TAMPA — When the Tampa Bay Rays reached the World Series in 2008, Mayor Mike Nutter of Philadelphia picked up the telephone to propose a traditional wager with his counterpart in this region.
Let's see ... Tampa Bay ... that's area code 813, right?
"I told him I would be happy to place a bet,'' Tampa Mayor Pam Iorio recalled Thursday, "but to be on the safe side, I think you need to call the mayor of St. Petersburg.''
In a face-saving gesture of neighborly unity, Iorio eventually combined with then-St. Petersburg Mayor Rick Baker and Clearwater Mayor Frank Hibbard to pit coconut shrimp, stone crabs, key lime pie, a Cuban sandwich and Ybor City cigars against Nutter's cheesecake, Tastykakes, soft pretzels, mac-n-cheese and a Rocky statue.
That the Rays bring national recognition to the entire region, and not just St. Petersburg, is precisely why the Greater Tampa Chamber of Commerce will spend 2011 studying baseball stadium financing, chamber President Chuck Sykes said Thursday.
Seventeen years remain on the Tropicana Field contract, but the Rays eventually will leave the area without a new stadium, Sykes said in an interview.
At the moment, the Rays and St. Petersburg are at loggerheads over site selection.
Hillsborough officials are keeping hands off for fear of alienating St. Petersburg.
And mere mention of a new stadium riles taxpayers.
"The chamber intends to step into that void,'' Sykes said. "This is a big, complicated, emotionally charged topic. It will never be solved unless we can continue to have a conversation. If we don't, something real negative could happen and we will be sitting around looking for someone to blame.''
The chamber's executive committee proposed the stadium study last month. The full chamber board approved the idea Thursday.
A "caucus'' of 15 to 20 people will begin work in a few months and try to present a report by October, Sykes said.
They will examine stadium projects in other parts of the country to see what financing streams might work in Tampa Bay, with a particular eye toward private funding.
The chamber will steer as clear as it can from specific stadium sites, Sykes said, lest citizens view its work as a stalking horse for moving the team to Tampa.
And he wants Pinellas business executives to participate in the group.
"If I'm talking to (St. Petersburg Mayor) Bill Foster and he knows I'm not trying to get a stadium for Tampa, he's going to talk,'' Sykes said. "If Bill feels I'm not genuine, Bill is going to shut down.''
Foster could not be reached, but last month he declined to comment on the Tampa chamber study, given the city's stadium impasse with the Rays.
Beyond ways to raise money, the chamber group might examine how to scale down the cost of the project. A community group called the ABC Coalition recently proposed a retractable roof stadium with 37,000 seats that would cost at least $500-million.
That conforms with current stadium trends in Major League Baseball.
Sykes threw out one idea to pare costs: A smaller, fixed-roof venue, intimately shaped for baseball.

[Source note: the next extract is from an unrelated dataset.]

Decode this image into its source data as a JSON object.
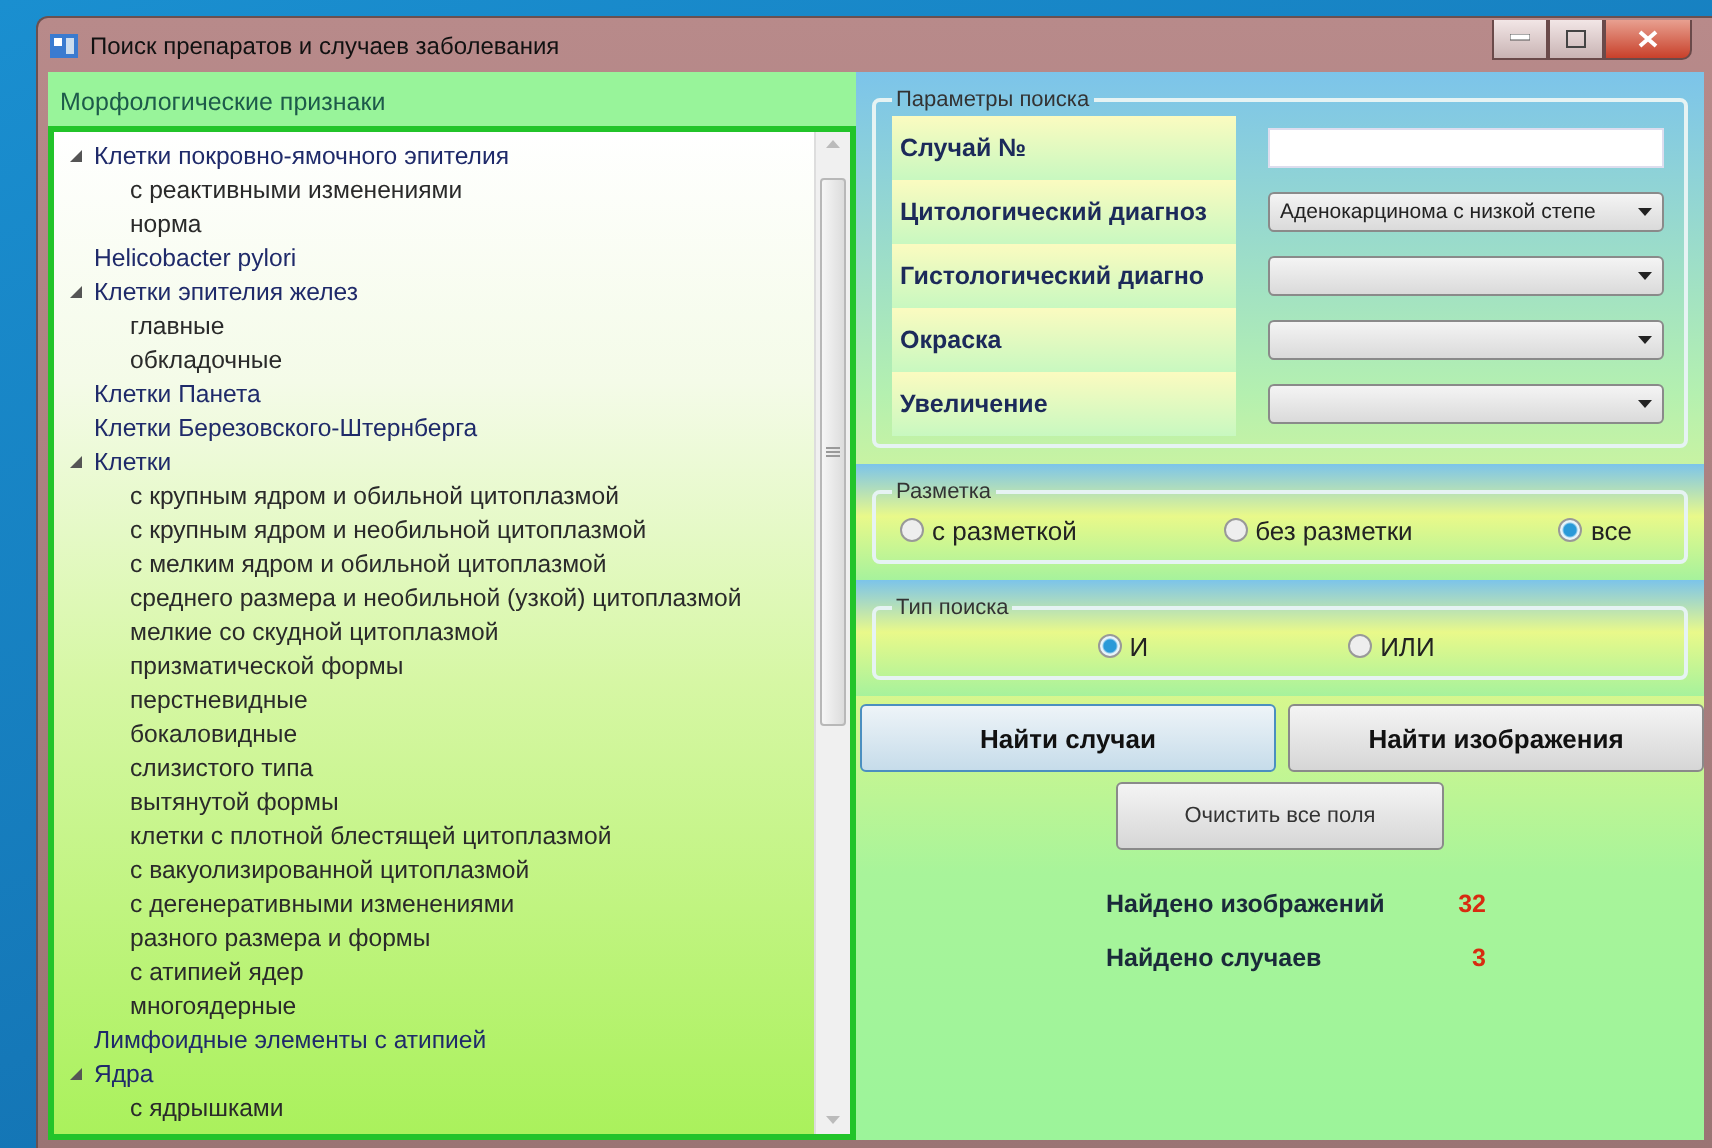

Abandoning the retractable roof could save something like $100 million, according to the ABC study.
Maybe the team could charge more per seat, and derive most of its income from advertising and television rather than placing so much focus on attendance, he speculated.
The chamber could also examine regional financing, he said, like an arrangement in Denver, where seven counties chipped in.
Sykes emphasized that these are just his own ideas. No agendas are set and nothing is off the table.
Much has been made of a Trop contract provision that forbids the team from negotiating with third parties about leaving the Trop before 2027. But the contract does not prevent the team from discussing generalities.
Sykes said the Rays probably will not play a central role in the chamber study.
"We might consult the Rays,'' he said, "but not on any specific plans that would cause the Rays to break that contract or move out.''
If the Chamber and the team worked hand in hand, he said, "it would be natural for people to think we are trying to figure out how taxpayers are going to pay for this, or think we are having back door conversations to get them to Tampa.''
Stephen Nohlgren can be reached at firstname.lastname@example.org